[Dataset entries]
»»
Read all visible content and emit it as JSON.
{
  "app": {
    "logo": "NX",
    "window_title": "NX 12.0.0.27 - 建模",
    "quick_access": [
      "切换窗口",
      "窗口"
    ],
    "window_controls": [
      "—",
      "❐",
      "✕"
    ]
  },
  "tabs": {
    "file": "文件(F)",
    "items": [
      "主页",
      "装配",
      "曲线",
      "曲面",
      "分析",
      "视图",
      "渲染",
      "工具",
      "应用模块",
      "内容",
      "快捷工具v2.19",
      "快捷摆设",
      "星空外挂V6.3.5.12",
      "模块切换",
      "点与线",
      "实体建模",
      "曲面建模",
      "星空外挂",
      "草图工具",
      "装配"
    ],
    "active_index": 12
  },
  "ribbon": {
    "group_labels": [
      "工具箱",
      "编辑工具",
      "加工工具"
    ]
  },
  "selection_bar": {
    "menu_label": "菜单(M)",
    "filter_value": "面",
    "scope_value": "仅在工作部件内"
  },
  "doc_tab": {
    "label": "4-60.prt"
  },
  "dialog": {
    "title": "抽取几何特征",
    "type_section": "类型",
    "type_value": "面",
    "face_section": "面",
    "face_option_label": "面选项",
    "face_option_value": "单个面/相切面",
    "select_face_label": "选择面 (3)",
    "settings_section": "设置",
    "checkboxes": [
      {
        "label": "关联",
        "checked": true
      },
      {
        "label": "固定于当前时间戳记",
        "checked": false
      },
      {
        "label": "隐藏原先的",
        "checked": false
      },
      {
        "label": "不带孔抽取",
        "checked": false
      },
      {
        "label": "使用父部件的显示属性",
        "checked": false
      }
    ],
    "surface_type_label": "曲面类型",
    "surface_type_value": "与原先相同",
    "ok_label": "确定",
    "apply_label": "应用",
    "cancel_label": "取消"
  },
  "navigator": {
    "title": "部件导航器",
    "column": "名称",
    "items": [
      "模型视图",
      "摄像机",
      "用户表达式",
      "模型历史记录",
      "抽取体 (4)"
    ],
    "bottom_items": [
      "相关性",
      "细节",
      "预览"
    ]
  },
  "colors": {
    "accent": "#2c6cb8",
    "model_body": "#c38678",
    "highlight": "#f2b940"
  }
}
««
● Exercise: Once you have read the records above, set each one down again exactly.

● Output:
Read all visible content and emit it as JSON.
{
  "app": {
    "logo": "NX",
    "window_title": "NX 12.0.0.27 - 建模",
    "quick_access": [
      "切换窗口",
      "窗口"
    ],
    "window_controls": [
      "—",
      "❐",
      "✕"
    ]
  },
  "tabs": {
    "file": "文件(F)",
    "items": [
      "主页",
      "装配",
      "曲线",
      "曲面",
      "分析",
      "视图",
      "渲染",
      "工具",
      "应用模块",
      "内容",
      "快捷工具v2.19",
      "快捷摆设",
      "星空外挂V6.3.5.12",
      "模块切换",
      "点与线",
      "实体建模",
      "曲面建模",
      "星空外挂",
      "草图工具",
      "装配"
    ],
    "active_index": 12
  },
  "ribbon": {
    "group_labels": [
      "工具箱",
      "编辑工具",
      "加工工具"
    ]
  },
  "selection_bar": {
    "menu_label": "菜单(M)",
    "filter_value": "面",
    "scope_value": "仅在工作部件内"
  },
  "doc_tab": {
    "label": "4-60.prt"
  },
  "dialog": {
    "title": "抽取几何特征",
    "type_section": "类型",
    "type_value": "面",
    "face_section": "面",
    "face_option_label": "面选项",
    "face_option_value": "单个面/相切面",
    "select_face_label": "选择面 (3)",
    "settings_section": "设置",
    "checkboxes": [
      {
        "label": "关联",
        "checked": true
      },
      {
        "label": "固定于当前时间戳记",
        "checked": false
      },
      {
        "label": "隐藏原先的",
        "checked": false
      },
      {
        "label": "不带孔抽取",
        "checked": false
      },
      {
        "label": "使用父部件的显示属性",
        "checked": false
      }
    ],
    "surface_type_label": "曲面类型",
    "surface_type_value": "与原先相同",
    "ok_label": "确定",
    "apply_label": "应用",
    "cancel_label": "取消"
  },
  "navigator": {
    "title": "部件导航器",
    "column": "名称",
    "items": [
      "模型视图",
      "摄像机",
      "用户表达式",
      "模型历史记录",
      "抽取体 (4)"
    ],
    "bottom_items": [
      "相关性",
      "细节",
      "预览"
    ]
  },
  "colors": {
    "accent": "#2c6cb8",
    "model_body": "#c38678",
    "highlight": "#f2b940"
  }
}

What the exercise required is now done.